Dataset rows describing interfaces »
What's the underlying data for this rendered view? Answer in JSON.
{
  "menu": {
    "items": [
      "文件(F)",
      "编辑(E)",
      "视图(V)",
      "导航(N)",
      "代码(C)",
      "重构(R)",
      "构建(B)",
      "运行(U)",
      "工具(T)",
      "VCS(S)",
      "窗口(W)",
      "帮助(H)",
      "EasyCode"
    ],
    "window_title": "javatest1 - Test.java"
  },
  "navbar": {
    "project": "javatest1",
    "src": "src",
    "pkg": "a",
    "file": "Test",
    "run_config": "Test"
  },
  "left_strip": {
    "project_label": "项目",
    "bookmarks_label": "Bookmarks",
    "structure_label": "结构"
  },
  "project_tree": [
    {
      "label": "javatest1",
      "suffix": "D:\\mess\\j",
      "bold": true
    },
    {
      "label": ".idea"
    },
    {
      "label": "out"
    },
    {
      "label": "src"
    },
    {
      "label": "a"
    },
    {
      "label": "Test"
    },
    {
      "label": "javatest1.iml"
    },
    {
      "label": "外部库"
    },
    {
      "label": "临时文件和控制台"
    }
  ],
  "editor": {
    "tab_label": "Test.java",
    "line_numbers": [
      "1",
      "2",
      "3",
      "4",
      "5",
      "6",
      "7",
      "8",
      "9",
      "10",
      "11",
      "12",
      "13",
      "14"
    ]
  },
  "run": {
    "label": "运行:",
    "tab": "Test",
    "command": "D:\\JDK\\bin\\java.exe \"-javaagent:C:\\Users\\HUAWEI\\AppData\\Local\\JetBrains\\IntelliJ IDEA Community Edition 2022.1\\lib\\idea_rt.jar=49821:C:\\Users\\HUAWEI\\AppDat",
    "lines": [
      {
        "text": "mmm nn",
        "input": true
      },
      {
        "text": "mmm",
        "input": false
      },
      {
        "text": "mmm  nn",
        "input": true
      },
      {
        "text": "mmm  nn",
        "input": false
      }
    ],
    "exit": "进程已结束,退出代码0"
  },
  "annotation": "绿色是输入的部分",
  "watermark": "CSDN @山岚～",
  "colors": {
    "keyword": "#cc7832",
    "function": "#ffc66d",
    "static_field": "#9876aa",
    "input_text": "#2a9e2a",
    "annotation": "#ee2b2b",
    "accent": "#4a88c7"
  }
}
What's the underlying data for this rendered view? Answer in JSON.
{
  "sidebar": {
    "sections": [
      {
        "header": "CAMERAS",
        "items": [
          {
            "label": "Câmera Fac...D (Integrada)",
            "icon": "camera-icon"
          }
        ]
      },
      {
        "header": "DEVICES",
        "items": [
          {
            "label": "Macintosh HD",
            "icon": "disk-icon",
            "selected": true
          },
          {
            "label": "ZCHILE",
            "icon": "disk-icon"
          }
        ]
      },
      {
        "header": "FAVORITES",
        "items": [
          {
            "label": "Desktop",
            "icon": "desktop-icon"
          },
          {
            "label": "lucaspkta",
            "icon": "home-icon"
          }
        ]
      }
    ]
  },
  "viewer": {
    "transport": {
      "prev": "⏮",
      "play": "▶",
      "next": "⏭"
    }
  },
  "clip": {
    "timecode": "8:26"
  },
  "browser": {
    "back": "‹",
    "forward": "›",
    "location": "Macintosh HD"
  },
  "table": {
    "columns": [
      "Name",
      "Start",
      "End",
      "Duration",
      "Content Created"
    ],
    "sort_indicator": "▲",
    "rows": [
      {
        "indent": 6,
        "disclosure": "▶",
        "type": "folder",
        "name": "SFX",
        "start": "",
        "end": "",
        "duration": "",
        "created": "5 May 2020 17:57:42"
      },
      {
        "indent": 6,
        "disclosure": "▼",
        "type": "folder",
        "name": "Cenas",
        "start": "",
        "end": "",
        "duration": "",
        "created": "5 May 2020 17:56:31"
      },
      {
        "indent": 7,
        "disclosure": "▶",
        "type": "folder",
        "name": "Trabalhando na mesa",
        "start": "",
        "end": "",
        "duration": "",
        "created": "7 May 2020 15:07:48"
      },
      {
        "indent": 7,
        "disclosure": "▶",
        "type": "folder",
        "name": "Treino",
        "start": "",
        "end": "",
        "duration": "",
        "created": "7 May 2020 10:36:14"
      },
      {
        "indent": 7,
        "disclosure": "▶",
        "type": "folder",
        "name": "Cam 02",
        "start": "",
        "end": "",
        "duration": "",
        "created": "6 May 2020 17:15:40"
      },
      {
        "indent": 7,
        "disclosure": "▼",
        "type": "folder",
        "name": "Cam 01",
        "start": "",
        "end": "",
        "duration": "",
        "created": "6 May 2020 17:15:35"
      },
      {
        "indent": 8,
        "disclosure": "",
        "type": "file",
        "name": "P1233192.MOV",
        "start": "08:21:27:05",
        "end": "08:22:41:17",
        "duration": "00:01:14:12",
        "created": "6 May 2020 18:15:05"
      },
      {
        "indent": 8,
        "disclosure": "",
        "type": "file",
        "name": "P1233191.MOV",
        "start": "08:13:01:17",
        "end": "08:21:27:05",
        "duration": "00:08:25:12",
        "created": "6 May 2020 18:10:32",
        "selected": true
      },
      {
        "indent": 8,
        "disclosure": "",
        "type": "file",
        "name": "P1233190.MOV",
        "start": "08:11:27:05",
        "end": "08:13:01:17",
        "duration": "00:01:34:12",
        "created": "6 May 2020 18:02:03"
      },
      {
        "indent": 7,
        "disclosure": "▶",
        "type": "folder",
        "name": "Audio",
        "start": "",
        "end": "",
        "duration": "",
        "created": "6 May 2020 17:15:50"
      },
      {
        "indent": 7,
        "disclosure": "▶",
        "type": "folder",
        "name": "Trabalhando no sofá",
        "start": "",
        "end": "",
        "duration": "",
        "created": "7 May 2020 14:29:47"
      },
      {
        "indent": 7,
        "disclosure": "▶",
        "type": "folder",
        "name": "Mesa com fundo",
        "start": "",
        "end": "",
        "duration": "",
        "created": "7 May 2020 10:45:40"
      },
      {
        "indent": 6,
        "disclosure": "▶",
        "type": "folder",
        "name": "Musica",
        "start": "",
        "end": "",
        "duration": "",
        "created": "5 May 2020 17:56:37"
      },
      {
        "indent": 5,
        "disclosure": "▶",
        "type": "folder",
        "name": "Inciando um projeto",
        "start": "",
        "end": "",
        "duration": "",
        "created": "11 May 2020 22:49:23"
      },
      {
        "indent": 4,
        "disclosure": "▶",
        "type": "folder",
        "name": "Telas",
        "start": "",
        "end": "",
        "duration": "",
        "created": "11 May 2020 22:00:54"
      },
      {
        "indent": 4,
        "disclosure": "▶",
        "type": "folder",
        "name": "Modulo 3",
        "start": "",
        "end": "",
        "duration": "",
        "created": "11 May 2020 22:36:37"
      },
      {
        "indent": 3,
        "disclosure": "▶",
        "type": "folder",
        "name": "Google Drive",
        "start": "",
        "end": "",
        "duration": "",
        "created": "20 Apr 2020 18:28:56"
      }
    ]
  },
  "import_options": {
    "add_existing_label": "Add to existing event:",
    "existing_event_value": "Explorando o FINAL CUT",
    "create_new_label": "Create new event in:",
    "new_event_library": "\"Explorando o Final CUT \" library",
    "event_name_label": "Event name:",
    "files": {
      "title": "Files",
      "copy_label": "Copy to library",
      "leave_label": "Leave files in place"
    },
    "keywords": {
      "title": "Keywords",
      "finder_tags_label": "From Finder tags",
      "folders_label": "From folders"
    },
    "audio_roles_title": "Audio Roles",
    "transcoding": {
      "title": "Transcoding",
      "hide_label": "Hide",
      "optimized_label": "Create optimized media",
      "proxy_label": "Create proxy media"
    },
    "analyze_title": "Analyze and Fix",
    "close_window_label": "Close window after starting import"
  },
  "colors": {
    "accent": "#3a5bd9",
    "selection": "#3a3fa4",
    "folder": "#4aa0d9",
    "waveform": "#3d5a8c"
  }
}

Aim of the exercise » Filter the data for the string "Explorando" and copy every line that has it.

Your solution »
    "existing_event_value": "Explorando o FINAL CUT",
    "new_event_library": "\"Explorando o Final CUT \" library",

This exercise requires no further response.